Delusions are false beliefs that are considered true by the person suffering, despite evidence to the contrary. Paranoid delusions also referred to as persecutory delusions, are fears and obsessions with nonexistent external threats. A common paranoid delusion is believing the government is onto you or that a serial killer is coming to get you. Another type of delusion is the grandiose delusion, where someone believes to be an important authority or that they can do great and impossible things.
Why do people with BPD experience psychosis?
When it comes to the development of psychosis, research has found that childhood trauma plays an important role in later psychotic symptoms.
It has been shown that both sexual and physical assault in childhood were predictors for the development of visual and auditory hallucinations later in life, as well as delusional experiences.
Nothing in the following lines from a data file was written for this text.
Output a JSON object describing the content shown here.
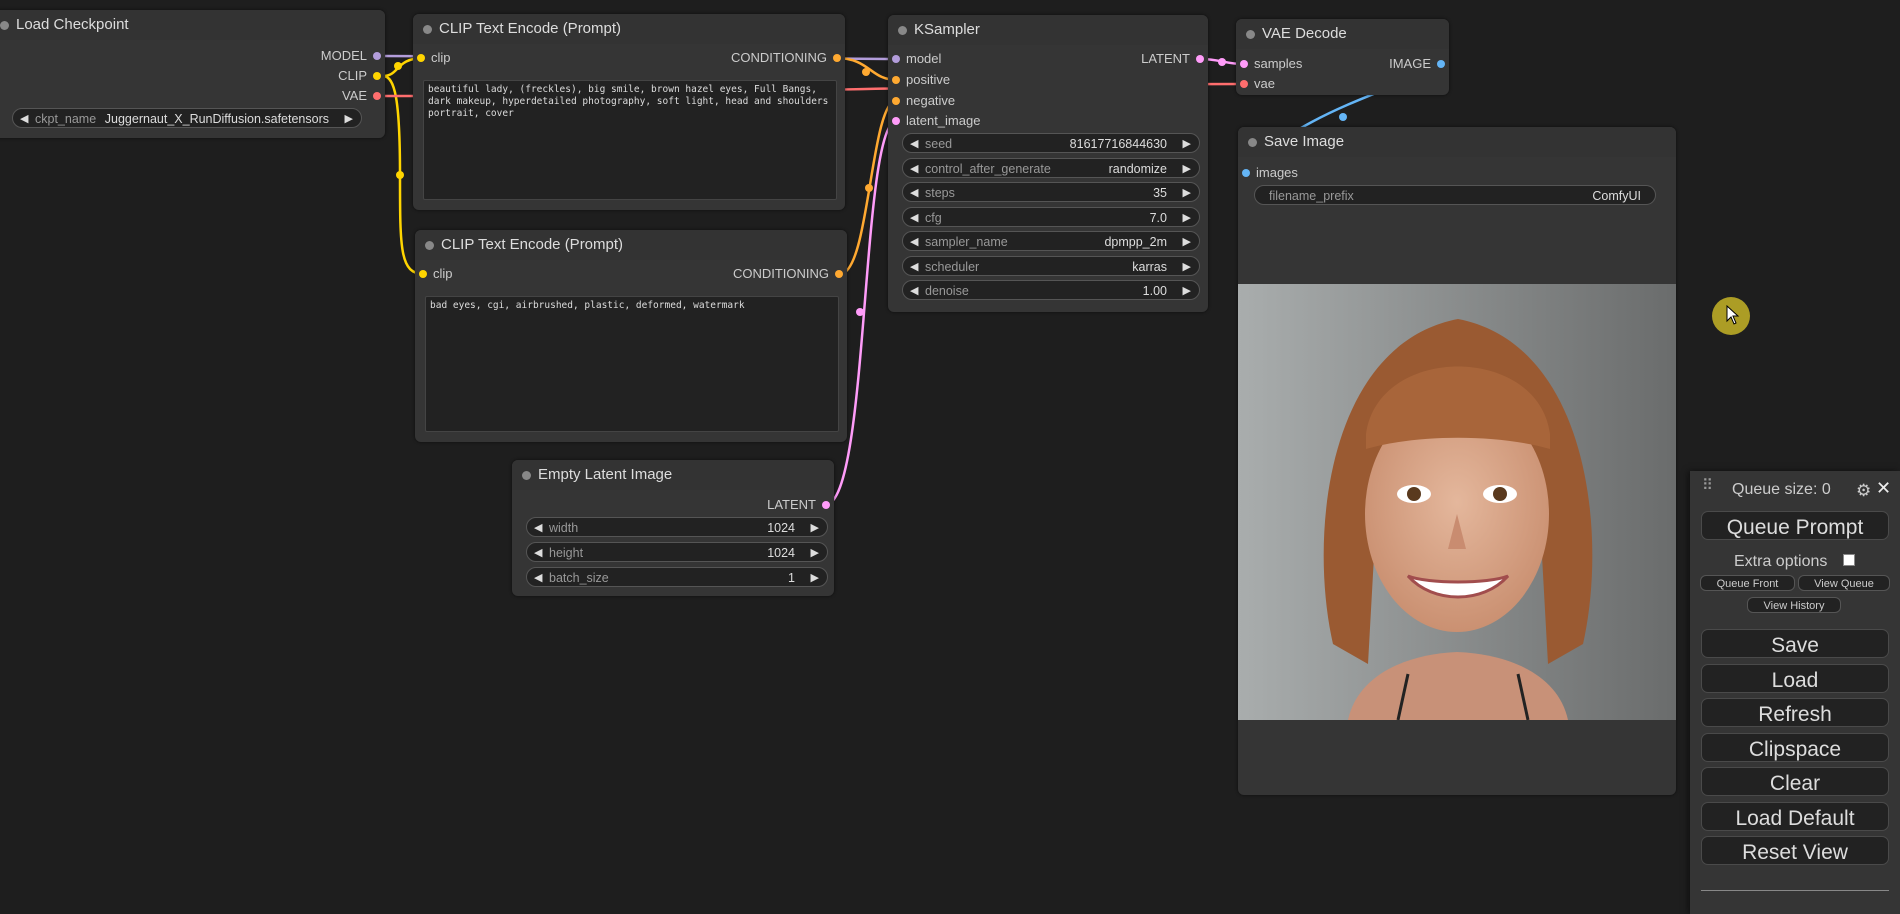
{
  "colors": {
    "model": "#b39ddb",
    "clip": "#ffd500",
    "vae": "#ff6e6e",
    "conditioning": "#ffa931",
    "latent": "#ff9cf9",
    "image": "#64b5f6"
  },
  "load_checkpoint": {
    "title": "Load Checkpoint",
    "outputs": [
      "MODEL",
      "CLIP",
      "VAE"
    ],
    "ckpt_name_label": "ckpt_name",
    "ckpt_name_value": "Juggernaut_X_RunDiffusion.safetensors"
  },
  "clip_pos": {
    "title": "CLIP Text Encode (Prompt)",
    "input": "clip",
    "output": "CONDITIONING",
    "text": "beautiful lady, (freckles), big smile, brown hazel eyes, Full Bangs, dark makeup, hyperdetailed photography, soft light, head and shoulders portrait, cover"
  },
  "clip_neg": {
    "title": "CLIP Text Encode (Prompt)",
    "input": "clip",
    "output": "CONDITIONING",
    "text": "bad eyes, cgi, airbrushed, plastic, deformed, watermark"
  },
  "empty_latent": {
    "title": "Empty Latent Image",
    "output": "LATENT",
    "widgets": [
      {
        "name": "width",
        "value": "1024"
      },
      {
        "name": "height",
        "value": "1024"
      },
      {
        "name": "batch_size",
        "value": "1"
      }
    ]
  },
  "ksampler": {
    "title": "KSampler",
    "inputs": [
      "model",
      "positive",
      "negative",
      "latent_image"
    ],
    "output": "LATENT",
    "widgets": [
      {
        "name": "seed",
        "value": "81617716844630"
      },
      {
        "name": "control_after_generate",
        "value": "randomize"
      },
      {
        "name": "steps",
        "value": "35"
      },
      {
        "name": "cfg",
        "value": "7.0"
      },
      {
        "name": "sampler_name",
        "value": "dpmpp_2m"
      },
      {
        "name": "scheduler",
        "value": "karras"
      },
      {
        "name": "denoise",
        "value": "1.00"
      }
    ]
  },
  "vae_decode": {
    "title": "VAE Decode",
    "inputs": [
      "samples",
      "vae"
    ],
    "output": "IMAGE"
  },
  "save_image": {
    "title": "Save Image",
    "input": "images",
    "filename_prefix_label": "filename_prefix",
    "filename_prefix_value": "ComfyUI"
  },
  "menu": {
    "queue_size": "Queue size: 0",
    "queue_prompt": "Queue Prompt",
    "extra_options": "Extra options",
    "queue_front": "Queue Front",
    "view_queue": "View Queue",
    "view_history": "View History",
    "buttons": [
      "Save",
      "Load",
      "Refresh",
      "Clipspace",
      "Clear",
      "Load Default",
      "Reset View"
    ]
  }
}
Sexual and emotional abuse were important predictors for auditory hallucinations for both psychotic and non-psychotic patients.
People suffering from BPD often share a traumatic childhood characterized by all sorts of abuses. Between 40 to 70% of BPD patients report having experienced sexual abuse, while 92% report having lived through severe emotional abuse during their childhood. The high rates of abuse and trauma make so that 58-79% of patients with BPD will also receive a PTSD diagnosis.
Neuroscience of psychosis
The science behind how psychosis work is still relatively new, but research has found that the neurotransmitter dopamine plays a role in the development of psychosis. Dopamine is a neurotransmitter associated with the feeling of pleasure and fulfillment. Neurotransmitters are the messengers used by the brain to communicate through action potentials. People that suffer from psychosis have an overreactive dopamine transmission in the mesolimbic areas (responsible for the regulation of salience, motivation, and fear) and an underactive transmission in the prefrontal cortex (responsible for cognitive functions, attention, and impulse inhibition, among others).
Some common causes for psychosis excluding psychotic disorders are HIV, malaria, Alzheimer's and Parkinson's disease, lupus, MS, and brain tumor. Additionally, drugs and alcohol abuse can also cause psychosis. Lastly, some medications can have psychosis as a side effect. However, this is really rare.
How to deal with BPD psychosis